The new federal education law, the Every Student Succeeds Act (ESSA), emphasizes the importance of evidence, including defining four levels of evidence-based practices. The law, however, leaves it to states to decide how much they want to build an evidence base and how much to nudge districts toward choosing more effective strategies. So what should state education leaders do who want to leverage the new law and encourage districts to learn and do what works for students?

Tom Kane joins us for a two-part series to provide suggestions. In this podcast episode, he discusses how states could use the authority and resources provided by ESSA to launch a system of “efficacy networks,” meaning collections of local agencies committed to measuring the impact of the interventions they’re using. As he notes, “An overlapping system of efficacy networks working with local [education] agencies would create a mechanism for continuous testing and improvement in U.S. education. More than any single policy initiative or program, such a system would be a worthwhile legacy for any state leader.”

He also describes how the Proving Ground initiative run by the Center for Education Policy Research (CEPR) at Harvard is demonstrating the value of having an efficacy network. CEPR is working with 13 school agencies to develop a model to easily conduct low-cost, local pilots.

Tom Kane is a professor of education and economics at the Harvard Graduate School of Education and faculty director of CEPR. His recent article in the journal Education Next is called, “Making Evidence Locally: Rethinking education research under the Every Student Succeeds Act.”

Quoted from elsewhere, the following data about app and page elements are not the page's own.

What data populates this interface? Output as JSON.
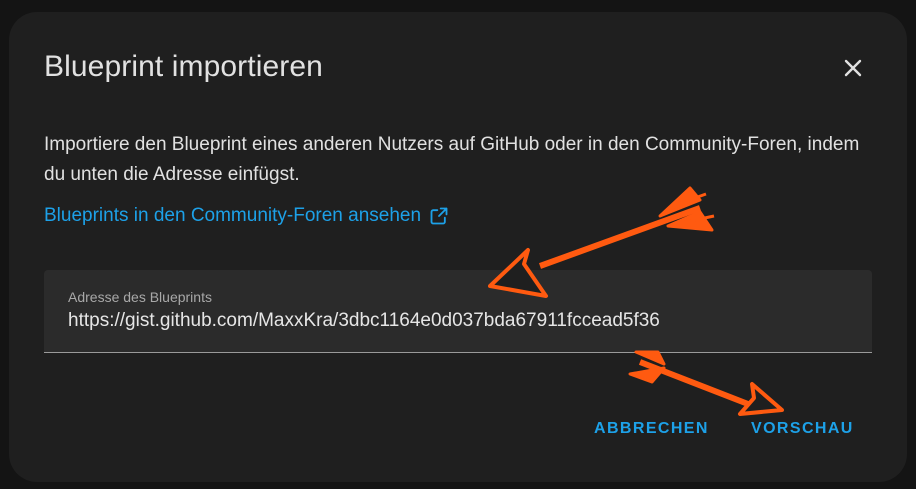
{
  "dialog": {
    "title": "Blueprint importieren",
    "close_icon": "close-icon",
    "description": "Importiere den Blueprint eines anderen Nutzers auf GitHub oder in den Community-Foren, indem du unten die Adresse einfügst.",
    "link_label": "Blueprints in den Community-Foren ansehen",
    "link_icon": "external-link-icon",
    "field": {
      "label": "Adresse des Blueprints",
      "value": "https://gist.github.com/MaxxKra/3dbc1164e0d037bda67911fccead5f36"
    },
    "actions": {
      "cancel_label": "ABBRECHEN",
      "preview_label": "VORSCHAU"
    }
  },
  "colors": {
    "accent": "#1da1e8",
    "annotation_arrow": "#ff5a10",
    "dialog_bg": "#1f1f1f"
  }
}
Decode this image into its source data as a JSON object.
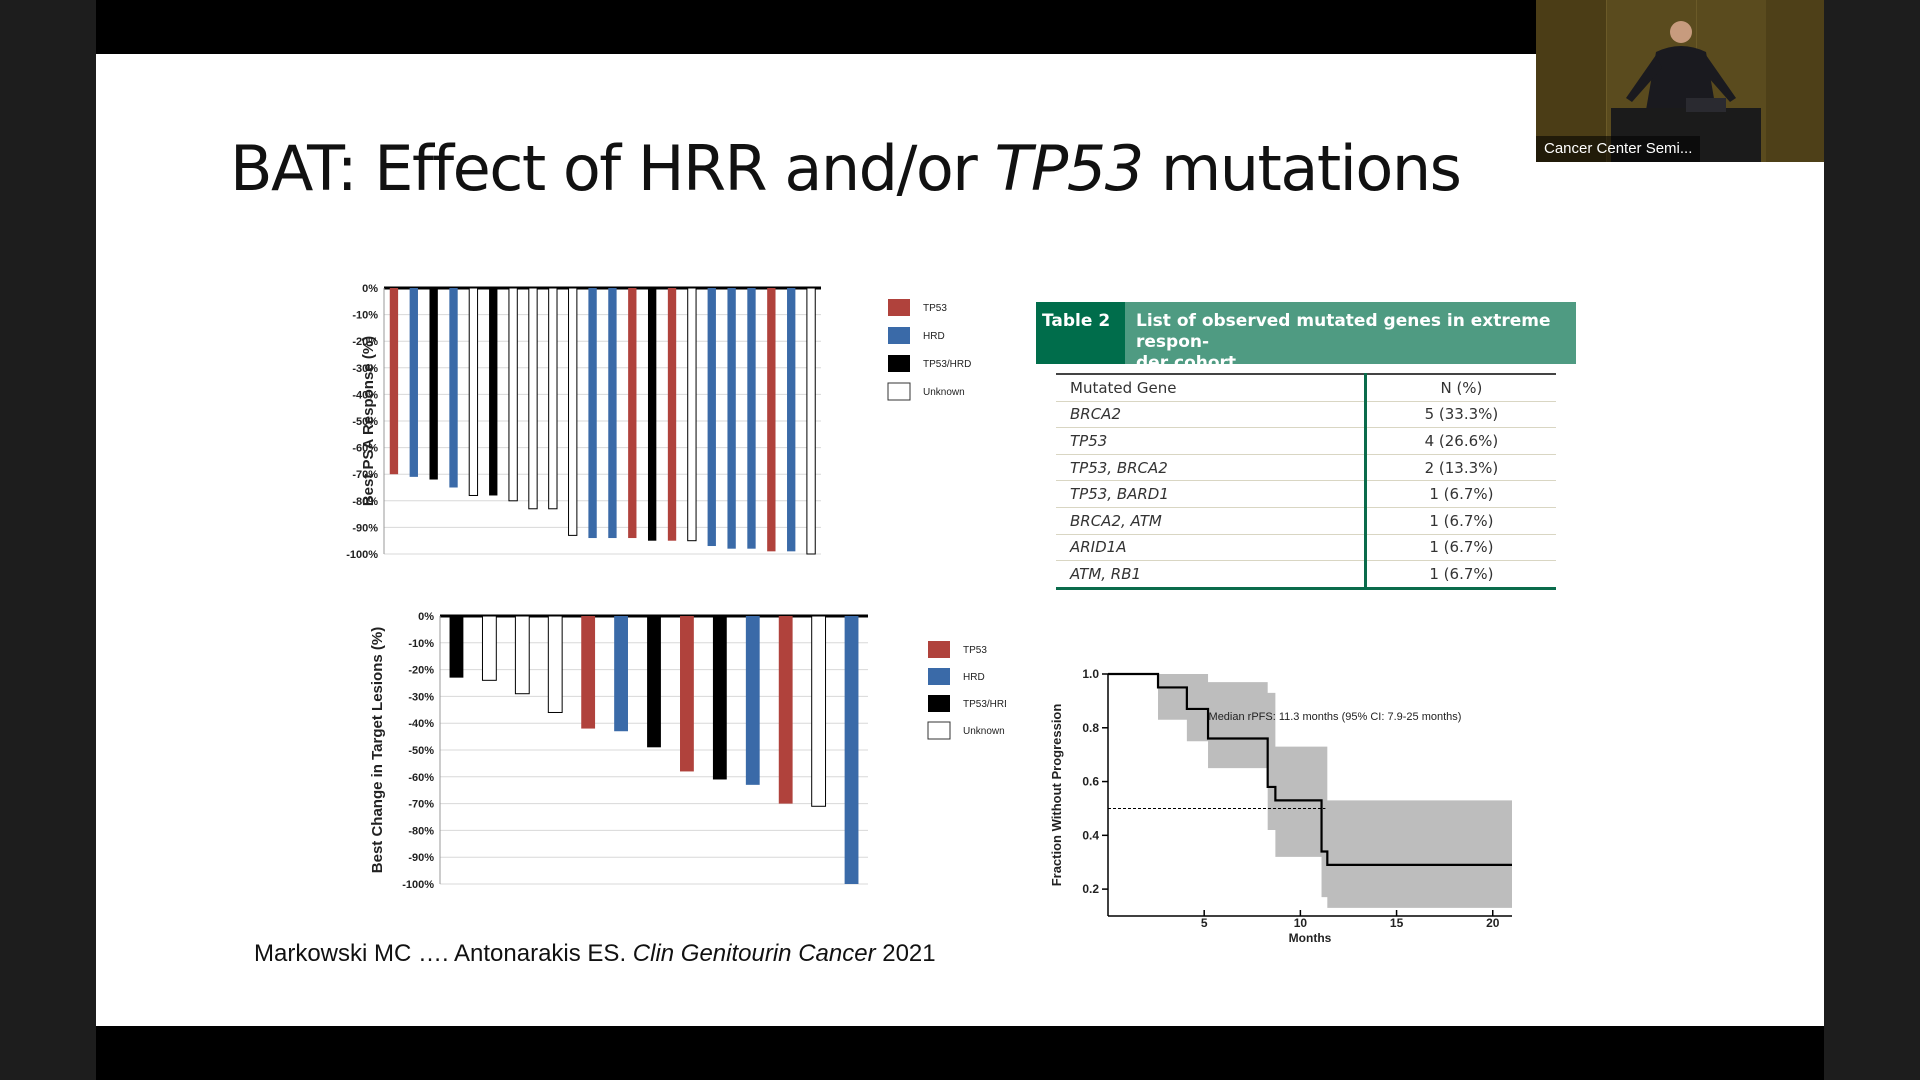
{
  "slide": {
    "title_prefix": "BAT:  Effect of HRR and/or ",
    "title_italic": "TP53",
    "title_suffix": " mutations"
  },
  "citation": {
    "authors": "Markowski MC …. Antonarakis ES. ",
    "journal": "Clin Genitourin Cancer",
    "year": " 2021"
  },
  "video": {
    "label": "Cancer Center Semi..."
  },
  "colors": {
    "TP53": "#b0423c",
    "HRD": "#3a6aa8",
    "TP53/HRD": "#000000",
    "Unknown": "#ffffff",
    "table_header": "#4f9b82",
    "table_accent": "#006d4b",
    "km_band": "#bdbdbd"
  },
  "chart_data": [
    {
      "type": "bar",
      "ylabel": "Best PSA Response (%)",
      "ylim": [
        -100,
        0
      ],
      "yticks": [
        "0%",
        "-10%",
        "-20%",
        "-30%",
        "-40%",
        "-50%",
        "-60%",
        "-70%",
        "-80%",
        "-90%",
        "-100%"
      ],
      "legend": [
        "TP53",
        "HRD",
        "TP53/HRD",
        "Unknown"
      ],
      "legend_position": "right",
      "grid": true,
      "bars": [
        {
          "value": -70,
          "group": "TP53"
        },
        {
          "value": -71,
          "group": "HRD"
        },
        {
          "value": -72,
          "group": "TP53/HRD"
        },
        {
          "value": -75,
          "group": "HRD"
        },
        {
          "value": -78,
          "group": "Unknown"
        },
        {
          "value": -78,
          "group": "TP53/HRD"
        },
        {
          "value": -80,
          "group": "Unknown"
        },
        {
          "value": -83,
          "group": "Unknown"
        },
        {
          "value": -83,
          "group": "Unknown"
        },
        {
          "value": -93,
          "group": "Unknown"
        },
        {
          "value": -94,
          "group": "HRD"
        },
        {
          "value": -94,
          "group": "HRD"
        },
        {
          "value": -94,
          "group": "TP53"
        },
        {
          "value": -95,
          "group": "TP53/HRD"
        },
        {
          "value": -95,
          "group": "TP53"
        },
        {
          "value": -95,
          "group": "Unknown"
        },
        {
          "value": -97,
          "group": "HRD"
        },
        {
          "value": -98,
          "group": "HRD"
        },
        {
          "value": -98,
          "group": "HRD"
        },
        {
          "value": -99,
          "group": "TP53"
        },
        {
          "value": -99,
          "group": "HRD"
        },
        {
          "value": -100,
          "group": "Unknown"
        }
      ]
    },
    {
      "type": "bar",
      "ylabel": "Best Change in Target Lesions (%)",
      "ylim": [
        -100,
        0
      ],
      "yticks": [
        "0%",
        "-10%",
        "-20%",
        "-30%",
        "-40%",
        "-50%",
        "-60%",
        "-70%",
        "-80%",
        "-90%",
        "-100%"
      ],
      "legend": [
        "TP53",
        "HRD",
        "TP53/HRD",
        "Unknown"
      ],
      "legend_position": "right",
      "grid": true,
      "bars": [
        {
          "value": -23,
          "group": "TP53/HRD"
        },
        {
          "value": -24,
          "group": "Unknown"
        },
        {
          "value": -29,
          "group": "Unknown"
        },
        {
          "value": -36,
          "group": "Unknown"
        },
        {
          "value": -42,
          "group": "TP53"
        },
        {
          "value": -43,
          "group": "HRD"
        },
        {
          "value": -49,
          "group": "TP53/HRD"
        },
        {
          "value": -58,
          "group": "TP53"
        },
        {
          "value": -61,
          "group": "TP53/HRD"
        },
        {
          "value": -63,
          "group": "HRD"
        },
        {
          "value": -70,
          "group": "TP53"
        },
        {
          "value": -71,
          "group": "Unknown"
        },
        {
          "value": -100,
          "group": "HRD"
        }
      ]
    },
    {
      "type": "table",
      "tag": "Table 2",
      "title": "List of observed mutated genes in extreme responder cohort.",
      "title_lines": [
        "List of observed mutated genes in extreme respon-",
        "der cohort."
      ],
      "columns": [
        "Mutated Gene",
        "N (%)"
      ],
      "rows": [
        [
          "BRCA2",
          "5 (33.3%)"
        ],
        [
          "TP53",
          "4 (26.6%)"
        ],
        [
          "TP53, BRCA2",
          "2 (13.3%)"
        ],
        [
          "TP53, BARD1",
          "1 (6.7%)"
        ],
        [
          "BRCA2, ATM",
          "1 (6.7%)"
        ],
        [
          "ARID1A",
          "1 (6.7%)"
        ],
        [
          "ATM, RB1",
          "1 (6.7%)"
        ]
      ]
    },
    {
      "type": "line",
      "xlabel": "Months",
      "ylabel": "Fraction Without Progression",
      "annotation": "Median rPFS: 11.3 months (95% CI: 7.9-25 months)",
      "xlim": [
        0,
        21
      ],
      "ylim": [
        0.1,
        1.0
      ],
      "xticks": [
        5,
        10,
        15,
        20
      ],
      "yticks": [
        "1.0",
        "0.8",
        "0.6",
        "0.4",
        "0.2"
      ],
      "median": 11.3,
      "series": [
        {
          "x": [
            0,
            2.6,
            2.6,
            4.1,
            4.1,
            5.2,
            5.2,
            8.3,
            8.3,
            8.7,
            8.7,
            11.1,
            11.1,
            11.4,
            11.4,
            21
          ],
          "y": [
            1.0,
            1.0,
            0.95,
            0.95,
            0.87,
            0.87,
            0.76,
            0.76,
            0.58,
            0.58,
            0.53,
            0.53,
            0.34,
            0.34,
            0.29,
            0.29
          ]
        }
      ],
      "ci_band": {
        "x": [
          2.6,
          4.1,
          5.2,
          8.3,
          8.7,
          11.1,
          11.4,
          21
        ],
        "upper": [
          1.0,
          1.0,
          0.97,
          0.93,
          0.73,
          0.73,
          0.53,
          0.53
        ],
        "lower": [
          0.83,
          0.75,
          0.65,
          0.42,
          0.32,
          0.17,
          0.13,
          0.13
        ]
      }
    }
  ]
}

Transforming the culture of procurement in state and local government: An interview with Jeffrey Liebman, Director, Harvard Kennedy School Government Performance Lab – Episode #141

“Many of the most important functions of state and local governments – from building and maintaining roads to housing the homeless – involve contracting for goods and services supplied by the private sector,” notes the Harvard Kennedy School’s Government Performance Lab in their primer, Results-Driven Contracting: An Overview. “Unfortunately, governments often treat procurement as a back office administrative function, rather than as a core part of their strategy for delivering better performance.”

As a result, increasing the effectiveness of procurements offers an enormous opportunity today for state and local governments to improve their overall performance. As part of Bloomberg Philanthropies’ What Works Cities initiative, the Government Performance Lab has been working with a set of city governments to adopt results-driven contracting strategies and to transform the culture of procurement.

To learn more, we are joined by the Lab’s director, Jeffrey Liebman. He is a professor at the Kennedy School and is also the Director of the Taubman Center for State and Local Government. His recent article published on the website Route Fifty is, “Business as Usual Can Be the Riskiest Procurement Approach.”